• _The data_:
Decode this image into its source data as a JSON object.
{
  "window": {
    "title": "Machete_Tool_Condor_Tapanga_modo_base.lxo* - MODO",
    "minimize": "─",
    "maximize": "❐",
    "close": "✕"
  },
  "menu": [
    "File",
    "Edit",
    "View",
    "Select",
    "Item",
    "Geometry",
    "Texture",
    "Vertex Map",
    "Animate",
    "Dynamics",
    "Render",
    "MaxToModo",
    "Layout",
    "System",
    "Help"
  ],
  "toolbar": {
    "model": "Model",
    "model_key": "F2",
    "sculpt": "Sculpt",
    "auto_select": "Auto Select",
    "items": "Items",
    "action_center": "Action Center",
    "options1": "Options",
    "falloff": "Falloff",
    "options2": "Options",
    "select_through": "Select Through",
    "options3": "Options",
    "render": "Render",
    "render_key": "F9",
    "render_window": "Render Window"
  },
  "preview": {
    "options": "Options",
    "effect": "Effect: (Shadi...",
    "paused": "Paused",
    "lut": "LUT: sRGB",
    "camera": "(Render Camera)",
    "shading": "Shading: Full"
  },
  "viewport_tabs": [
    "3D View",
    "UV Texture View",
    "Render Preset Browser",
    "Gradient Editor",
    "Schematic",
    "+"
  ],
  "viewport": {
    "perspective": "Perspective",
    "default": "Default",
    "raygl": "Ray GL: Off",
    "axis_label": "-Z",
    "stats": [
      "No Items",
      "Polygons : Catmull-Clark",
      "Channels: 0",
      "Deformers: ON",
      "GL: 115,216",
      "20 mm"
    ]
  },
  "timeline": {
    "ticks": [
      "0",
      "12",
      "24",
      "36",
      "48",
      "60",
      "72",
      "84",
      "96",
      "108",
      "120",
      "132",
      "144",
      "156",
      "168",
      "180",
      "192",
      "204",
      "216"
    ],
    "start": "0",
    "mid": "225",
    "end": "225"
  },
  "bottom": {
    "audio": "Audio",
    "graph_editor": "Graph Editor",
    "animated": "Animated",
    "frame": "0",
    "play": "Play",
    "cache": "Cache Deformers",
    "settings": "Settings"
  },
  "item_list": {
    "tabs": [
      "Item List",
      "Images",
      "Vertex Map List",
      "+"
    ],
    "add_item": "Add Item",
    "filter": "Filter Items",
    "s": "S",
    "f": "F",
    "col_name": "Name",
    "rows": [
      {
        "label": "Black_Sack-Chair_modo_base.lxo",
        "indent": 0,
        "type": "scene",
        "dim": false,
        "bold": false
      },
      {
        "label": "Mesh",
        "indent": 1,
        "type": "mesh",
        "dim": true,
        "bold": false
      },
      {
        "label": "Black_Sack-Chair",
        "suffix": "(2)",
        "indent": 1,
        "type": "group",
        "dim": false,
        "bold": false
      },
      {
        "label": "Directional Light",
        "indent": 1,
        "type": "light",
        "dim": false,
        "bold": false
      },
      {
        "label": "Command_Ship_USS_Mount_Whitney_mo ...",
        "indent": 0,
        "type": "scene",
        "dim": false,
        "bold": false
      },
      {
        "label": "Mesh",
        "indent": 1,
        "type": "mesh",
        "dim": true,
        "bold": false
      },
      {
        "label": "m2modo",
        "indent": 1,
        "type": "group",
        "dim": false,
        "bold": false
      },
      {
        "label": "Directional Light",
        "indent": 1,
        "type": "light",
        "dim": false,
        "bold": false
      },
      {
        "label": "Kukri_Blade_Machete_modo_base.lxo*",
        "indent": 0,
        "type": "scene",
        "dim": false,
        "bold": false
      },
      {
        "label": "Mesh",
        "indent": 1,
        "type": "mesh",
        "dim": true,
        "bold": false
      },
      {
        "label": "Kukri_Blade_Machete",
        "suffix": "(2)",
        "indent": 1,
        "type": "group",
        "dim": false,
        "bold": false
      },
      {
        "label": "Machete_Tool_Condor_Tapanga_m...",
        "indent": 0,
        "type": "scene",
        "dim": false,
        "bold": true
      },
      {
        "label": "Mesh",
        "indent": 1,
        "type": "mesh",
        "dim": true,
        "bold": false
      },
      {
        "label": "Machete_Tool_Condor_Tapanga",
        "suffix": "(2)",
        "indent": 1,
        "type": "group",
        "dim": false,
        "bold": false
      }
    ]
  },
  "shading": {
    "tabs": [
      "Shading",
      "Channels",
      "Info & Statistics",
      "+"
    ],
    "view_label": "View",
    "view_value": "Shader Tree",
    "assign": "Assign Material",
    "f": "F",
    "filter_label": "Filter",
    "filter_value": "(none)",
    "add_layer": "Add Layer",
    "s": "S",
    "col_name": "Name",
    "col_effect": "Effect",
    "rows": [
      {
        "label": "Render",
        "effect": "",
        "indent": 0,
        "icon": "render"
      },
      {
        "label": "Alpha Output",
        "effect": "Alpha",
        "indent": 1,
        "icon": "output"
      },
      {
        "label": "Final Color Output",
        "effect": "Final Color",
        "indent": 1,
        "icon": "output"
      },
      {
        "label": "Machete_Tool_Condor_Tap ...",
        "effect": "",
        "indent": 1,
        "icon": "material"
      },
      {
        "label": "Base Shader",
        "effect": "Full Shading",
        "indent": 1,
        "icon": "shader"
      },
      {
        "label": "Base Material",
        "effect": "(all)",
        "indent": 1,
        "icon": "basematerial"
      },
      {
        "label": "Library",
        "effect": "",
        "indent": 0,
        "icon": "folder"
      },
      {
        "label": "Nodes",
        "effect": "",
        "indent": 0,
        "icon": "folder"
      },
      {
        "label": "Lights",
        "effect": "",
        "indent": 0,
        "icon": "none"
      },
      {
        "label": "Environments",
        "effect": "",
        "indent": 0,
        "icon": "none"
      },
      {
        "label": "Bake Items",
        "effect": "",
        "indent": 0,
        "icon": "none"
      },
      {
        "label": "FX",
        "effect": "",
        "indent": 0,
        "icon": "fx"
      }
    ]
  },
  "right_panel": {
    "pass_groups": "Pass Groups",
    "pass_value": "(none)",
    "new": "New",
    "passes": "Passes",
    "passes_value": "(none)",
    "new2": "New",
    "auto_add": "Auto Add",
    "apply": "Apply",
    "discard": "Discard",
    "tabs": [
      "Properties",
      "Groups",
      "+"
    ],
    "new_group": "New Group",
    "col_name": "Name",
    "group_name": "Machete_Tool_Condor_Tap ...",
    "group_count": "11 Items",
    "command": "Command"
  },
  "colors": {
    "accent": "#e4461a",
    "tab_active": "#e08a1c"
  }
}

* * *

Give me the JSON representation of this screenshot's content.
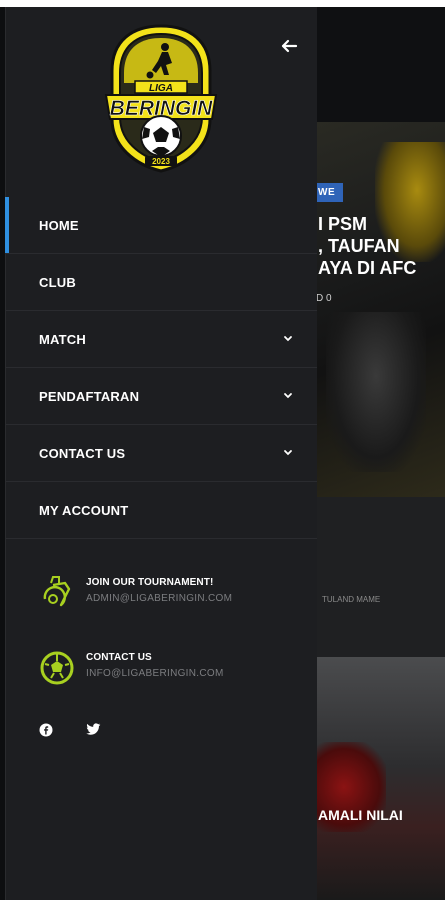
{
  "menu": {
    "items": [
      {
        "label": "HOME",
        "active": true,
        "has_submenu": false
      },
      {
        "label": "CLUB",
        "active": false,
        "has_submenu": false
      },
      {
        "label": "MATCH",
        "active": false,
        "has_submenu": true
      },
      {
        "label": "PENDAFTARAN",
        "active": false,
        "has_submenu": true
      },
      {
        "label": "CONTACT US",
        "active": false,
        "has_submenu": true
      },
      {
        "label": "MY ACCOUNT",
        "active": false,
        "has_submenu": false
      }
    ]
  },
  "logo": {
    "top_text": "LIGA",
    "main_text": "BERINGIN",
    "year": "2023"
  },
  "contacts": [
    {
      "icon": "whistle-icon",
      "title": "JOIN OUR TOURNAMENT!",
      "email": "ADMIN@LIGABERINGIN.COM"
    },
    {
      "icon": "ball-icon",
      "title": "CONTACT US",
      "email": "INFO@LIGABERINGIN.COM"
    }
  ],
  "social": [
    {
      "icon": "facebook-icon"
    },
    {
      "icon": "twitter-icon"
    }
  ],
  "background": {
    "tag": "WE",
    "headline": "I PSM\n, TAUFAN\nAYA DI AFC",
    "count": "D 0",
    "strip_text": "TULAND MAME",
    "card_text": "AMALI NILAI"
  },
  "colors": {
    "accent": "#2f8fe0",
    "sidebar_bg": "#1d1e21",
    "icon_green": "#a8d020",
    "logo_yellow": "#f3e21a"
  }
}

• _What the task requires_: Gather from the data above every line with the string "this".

• _Written answer_:
Decode this image into its source data as a JSON object.
Give me the JSON representation of this screenshot's content.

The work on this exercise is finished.